Researchers from Qigang Wang’s group have developed a new strategy for the fabrication of core shell magnetic microgels for glucose detection, which is one of the most frequently used tests in clinical environments. Magnetic nanoparticles containing carboxylic acid groups on the surface were used as a starting material to covalently bind the enzyme glucose oxidase (GOx). A second enzyme, horseradish peroxidase, was also attached through a bifunctional polyethylene glycol polymer which ensured a working distance between the two immobilised enzymes. The microgels could be formed by adding glucose and acetylacetone (ACAC) with PEGMA and crosslinker PEGDA. One of the by-products of glucose oxidation, hydrogen peroxide, reacts with ACAC to form radicals that polymerise the monomers resulting in a gel-like coating formed around the enzyme containing particles.
After polymerisation the enzymes retained their reactivity. Even after 7 days storage, 96% catalytic activity was observed with respect to a fresh sample. The high selectivity towards glucose was demonstrated with other sugars e.g. fructose, lactose and maltose. It is thought that this strategy could be extended to the detection of other biomolecules through new oxidase-HRP systems, as well as being easily translatable to clinical fields.
Microgel coating of magnetic nanoparticles via bienzyme-mediated free-radical polymerization for colorimetric detection of glucose
Qing Wu, Xia Wang, Chuanan Liao, Qingcong Wei and Qigang Wang
Nanoscale, 2015,7, 16578-16582. DOI: 10.1039/C5NR05716G

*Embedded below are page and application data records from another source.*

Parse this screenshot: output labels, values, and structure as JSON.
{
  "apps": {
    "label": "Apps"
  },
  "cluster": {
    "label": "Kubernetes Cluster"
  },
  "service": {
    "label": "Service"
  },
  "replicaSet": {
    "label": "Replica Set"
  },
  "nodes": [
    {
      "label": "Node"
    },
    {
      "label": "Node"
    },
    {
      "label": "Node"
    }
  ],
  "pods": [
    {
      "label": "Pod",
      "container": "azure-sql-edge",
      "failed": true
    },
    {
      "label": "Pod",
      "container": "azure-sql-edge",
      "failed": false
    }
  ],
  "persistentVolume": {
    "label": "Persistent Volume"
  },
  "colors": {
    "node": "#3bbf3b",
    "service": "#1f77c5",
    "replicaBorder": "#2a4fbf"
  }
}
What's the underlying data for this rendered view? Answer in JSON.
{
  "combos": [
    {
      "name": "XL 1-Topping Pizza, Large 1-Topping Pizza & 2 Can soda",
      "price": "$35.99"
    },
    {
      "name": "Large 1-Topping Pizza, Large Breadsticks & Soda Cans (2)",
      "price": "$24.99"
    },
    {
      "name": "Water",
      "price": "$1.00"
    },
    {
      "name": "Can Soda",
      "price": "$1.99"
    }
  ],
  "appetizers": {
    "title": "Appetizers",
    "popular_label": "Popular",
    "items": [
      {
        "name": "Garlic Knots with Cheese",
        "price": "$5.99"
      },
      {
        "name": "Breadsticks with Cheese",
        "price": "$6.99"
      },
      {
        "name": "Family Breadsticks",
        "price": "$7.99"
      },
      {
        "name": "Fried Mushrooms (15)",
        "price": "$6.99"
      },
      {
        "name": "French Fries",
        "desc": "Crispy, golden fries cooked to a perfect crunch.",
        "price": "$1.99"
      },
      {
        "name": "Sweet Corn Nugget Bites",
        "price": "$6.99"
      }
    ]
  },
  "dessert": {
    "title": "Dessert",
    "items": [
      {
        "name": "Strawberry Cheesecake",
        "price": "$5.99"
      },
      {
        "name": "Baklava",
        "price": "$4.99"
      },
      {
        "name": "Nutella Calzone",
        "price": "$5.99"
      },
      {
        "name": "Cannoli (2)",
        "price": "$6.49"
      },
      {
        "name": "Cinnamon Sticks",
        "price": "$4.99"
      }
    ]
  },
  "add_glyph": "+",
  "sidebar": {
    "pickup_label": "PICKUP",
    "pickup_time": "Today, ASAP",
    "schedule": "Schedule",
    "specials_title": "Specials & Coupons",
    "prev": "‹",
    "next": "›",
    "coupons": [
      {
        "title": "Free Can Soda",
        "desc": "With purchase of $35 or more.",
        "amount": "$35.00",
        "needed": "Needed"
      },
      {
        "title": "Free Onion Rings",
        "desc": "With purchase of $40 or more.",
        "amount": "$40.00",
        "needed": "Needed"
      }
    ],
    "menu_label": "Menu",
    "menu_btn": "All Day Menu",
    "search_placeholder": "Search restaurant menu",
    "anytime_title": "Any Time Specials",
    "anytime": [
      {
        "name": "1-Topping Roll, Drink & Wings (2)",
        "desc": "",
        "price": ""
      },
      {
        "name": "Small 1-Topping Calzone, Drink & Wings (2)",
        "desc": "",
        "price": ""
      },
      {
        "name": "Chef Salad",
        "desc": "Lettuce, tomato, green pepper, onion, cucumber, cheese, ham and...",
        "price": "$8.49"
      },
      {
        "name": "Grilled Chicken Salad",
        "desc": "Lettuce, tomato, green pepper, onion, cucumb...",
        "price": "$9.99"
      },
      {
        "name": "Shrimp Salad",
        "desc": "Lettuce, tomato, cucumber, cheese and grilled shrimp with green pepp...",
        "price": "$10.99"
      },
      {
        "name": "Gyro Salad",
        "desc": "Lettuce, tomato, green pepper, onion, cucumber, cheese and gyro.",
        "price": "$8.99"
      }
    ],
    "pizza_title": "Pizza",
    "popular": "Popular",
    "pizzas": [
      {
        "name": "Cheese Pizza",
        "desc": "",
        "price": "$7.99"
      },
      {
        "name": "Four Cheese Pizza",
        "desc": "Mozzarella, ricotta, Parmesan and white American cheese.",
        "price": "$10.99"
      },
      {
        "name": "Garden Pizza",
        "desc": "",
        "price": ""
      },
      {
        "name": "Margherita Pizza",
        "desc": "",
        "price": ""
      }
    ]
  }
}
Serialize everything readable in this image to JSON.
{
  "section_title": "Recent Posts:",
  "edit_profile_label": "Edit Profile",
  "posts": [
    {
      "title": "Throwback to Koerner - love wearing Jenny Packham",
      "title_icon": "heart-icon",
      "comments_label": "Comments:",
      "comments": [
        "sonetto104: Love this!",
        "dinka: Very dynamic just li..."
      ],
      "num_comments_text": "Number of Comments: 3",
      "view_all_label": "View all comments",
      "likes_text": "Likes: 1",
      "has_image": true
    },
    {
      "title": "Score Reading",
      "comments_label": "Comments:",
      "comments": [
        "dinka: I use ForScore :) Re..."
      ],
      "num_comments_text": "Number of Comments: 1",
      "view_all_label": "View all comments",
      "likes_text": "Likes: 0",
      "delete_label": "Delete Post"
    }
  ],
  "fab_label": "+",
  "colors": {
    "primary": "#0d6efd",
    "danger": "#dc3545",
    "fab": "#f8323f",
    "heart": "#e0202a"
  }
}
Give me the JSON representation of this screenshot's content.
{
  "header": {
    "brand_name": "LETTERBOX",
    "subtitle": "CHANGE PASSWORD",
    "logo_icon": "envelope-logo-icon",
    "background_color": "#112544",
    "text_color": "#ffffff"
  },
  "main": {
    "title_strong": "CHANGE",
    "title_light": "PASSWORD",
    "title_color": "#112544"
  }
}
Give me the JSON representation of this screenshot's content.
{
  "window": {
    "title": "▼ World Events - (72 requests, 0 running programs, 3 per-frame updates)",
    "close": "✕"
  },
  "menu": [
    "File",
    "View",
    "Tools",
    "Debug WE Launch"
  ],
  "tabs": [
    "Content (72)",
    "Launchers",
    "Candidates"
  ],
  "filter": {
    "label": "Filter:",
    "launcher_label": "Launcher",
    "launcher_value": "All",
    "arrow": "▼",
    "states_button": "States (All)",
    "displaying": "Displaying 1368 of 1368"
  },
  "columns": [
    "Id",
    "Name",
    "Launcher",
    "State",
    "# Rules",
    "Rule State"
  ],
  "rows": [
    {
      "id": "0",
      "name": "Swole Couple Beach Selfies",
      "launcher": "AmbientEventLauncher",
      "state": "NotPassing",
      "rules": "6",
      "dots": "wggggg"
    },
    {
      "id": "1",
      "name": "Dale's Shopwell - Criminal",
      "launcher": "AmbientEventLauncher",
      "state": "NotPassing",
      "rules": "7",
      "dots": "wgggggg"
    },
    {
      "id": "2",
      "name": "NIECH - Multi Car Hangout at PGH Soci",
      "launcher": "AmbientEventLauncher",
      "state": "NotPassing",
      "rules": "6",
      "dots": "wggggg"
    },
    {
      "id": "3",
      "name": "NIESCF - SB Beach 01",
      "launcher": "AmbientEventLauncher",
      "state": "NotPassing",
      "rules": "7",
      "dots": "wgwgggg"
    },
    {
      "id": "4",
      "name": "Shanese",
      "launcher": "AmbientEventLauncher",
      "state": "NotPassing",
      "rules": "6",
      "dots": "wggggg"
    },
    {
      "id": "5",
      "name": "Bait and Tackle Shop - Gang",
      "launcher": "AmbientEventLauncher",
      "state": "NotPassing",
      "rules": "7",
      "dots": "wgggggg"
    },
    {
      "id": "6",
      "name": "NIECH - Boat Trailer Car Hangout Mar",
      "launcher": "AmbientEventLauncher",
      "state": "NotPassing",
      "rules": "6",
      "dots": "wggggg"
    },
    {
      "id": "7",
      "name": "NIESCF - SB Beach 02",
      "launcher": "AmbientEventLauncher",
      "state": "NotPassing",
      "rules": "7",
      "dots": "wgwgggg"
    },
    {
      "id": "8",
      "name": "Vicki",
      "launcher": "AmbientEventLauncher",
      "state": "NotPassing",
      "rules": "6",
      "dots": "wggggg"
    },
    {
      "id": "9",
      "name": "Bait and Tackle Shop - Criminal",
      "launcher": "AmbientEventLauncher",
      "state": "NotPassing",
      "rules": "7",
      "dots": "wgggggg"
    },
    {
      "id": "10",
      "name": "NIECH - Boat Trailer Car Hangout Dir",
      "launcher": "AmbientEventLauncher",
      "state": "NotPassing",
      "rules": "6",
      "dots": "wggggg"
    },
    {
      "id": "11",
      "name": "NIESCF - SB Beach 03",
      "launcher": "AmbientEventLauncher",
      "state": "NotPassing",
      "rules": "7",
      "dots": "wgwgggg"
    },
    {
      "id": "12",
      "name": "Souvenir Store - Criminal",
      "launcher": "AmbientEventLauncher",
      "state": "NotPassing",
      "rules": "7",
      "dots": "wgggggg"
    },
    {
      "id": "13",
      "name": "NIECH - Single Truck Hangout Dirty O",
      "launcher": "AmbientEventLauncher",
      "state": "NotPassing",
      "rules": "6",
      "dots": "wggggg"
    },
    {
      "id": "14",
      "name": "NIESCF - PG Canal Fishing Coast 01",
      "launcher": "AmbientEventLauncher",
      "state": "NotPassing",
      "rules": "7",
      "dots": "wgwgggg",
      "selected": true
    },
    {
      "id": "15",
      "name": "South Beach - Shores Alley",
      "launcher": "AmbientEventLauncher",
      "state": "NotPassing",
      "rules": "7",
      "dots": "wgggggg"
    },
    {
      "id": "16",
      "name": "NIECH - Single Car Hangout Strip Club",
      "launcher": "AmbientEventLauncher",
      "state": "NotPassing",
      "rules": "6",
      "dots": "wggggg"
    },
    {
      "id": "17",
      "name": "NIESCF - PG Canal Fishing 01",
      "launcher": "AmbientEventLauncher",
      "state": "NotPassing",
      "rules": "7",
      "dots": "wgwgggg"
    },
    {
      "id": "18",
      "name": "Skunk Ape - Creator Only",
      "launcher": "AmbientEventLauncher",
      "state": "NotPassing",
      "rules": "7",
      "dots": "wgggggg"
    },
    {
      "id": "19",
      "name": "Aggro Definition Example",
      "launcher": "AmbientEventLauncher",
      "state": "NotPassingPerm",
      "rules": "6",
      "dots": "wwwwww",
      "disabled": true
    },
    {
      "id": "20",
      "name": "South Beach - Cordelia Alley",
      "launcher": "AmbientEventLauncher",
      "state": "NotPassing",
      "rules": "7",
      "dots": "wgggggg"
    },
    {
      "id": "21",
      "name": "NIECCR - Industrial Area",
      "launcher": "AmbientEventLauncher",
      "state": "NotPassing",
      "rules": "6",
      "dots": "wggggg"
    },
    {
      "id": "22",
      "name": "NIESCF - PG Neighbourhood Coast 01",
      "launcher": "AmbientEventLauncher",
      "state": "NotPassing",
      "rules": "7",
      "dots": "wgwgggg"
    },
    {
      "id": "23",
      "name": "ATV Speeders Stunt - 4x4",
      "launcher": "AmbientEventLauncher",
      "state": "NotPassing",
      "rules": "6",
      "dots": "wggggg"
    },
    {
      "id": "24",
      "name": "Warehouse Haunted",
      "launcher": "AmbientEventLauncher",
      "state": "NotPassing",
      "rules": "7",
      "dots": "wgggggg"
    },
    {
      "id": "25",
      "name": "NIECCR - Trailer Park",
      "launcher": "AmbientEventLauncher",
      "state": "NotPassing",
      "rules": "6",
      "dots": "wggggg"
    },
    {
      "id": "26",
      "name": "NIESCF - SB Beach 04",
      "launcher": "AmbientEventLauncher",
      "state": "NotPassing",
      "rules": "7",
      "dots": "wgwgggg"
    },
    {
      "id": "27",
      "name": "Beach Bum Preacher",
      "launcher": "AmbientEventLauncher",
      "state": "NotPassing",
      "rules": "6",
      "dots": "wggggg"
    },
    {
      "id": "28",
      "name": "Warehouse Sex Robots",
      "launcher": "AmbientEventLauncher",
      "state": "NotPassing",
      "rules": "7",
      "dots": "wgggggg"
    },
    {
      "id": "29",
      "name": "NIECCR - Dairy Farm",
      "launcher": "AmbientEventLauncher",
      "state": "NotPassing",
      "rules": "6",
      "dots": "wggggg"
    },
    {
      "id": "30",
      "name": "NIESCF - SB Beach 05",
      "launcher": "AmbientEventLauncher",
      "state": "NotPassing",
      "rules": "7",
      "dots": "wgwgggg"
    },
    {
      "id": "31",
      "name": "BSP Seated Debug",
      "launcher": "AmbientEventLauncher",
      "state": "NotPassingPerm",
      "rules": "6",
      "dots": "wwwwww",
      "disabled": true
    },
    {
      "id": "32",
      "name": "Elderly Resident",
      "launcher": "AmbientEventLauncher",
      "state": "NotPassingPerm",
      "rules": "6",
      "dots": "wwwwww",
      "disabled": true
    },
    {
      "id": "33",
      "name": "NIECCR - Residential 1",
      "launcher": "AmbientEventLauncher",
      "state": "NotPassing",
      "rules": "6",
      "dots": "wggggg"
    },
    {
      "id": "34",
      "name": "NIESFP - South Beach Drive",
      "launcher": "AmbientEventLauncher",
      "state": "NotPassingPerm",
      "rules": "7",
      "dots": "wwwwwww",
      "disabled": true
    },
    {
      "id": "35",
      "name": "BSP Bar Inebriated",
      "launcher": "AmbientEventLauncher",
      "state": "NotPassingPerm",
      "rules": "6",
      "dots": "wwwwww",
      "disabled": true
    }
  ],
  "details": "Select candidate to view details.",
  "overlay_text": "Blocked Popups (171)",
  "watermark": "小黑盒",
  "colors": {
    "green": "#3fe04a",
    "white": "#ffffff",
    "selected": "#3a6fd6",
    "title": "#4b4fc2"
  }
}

Dr Mike Barrow is a guest web writer for the Nanoscale blog, he currently works as a Postdoctoral Researcher at the University of Liverpool. Twitter: @mikesyb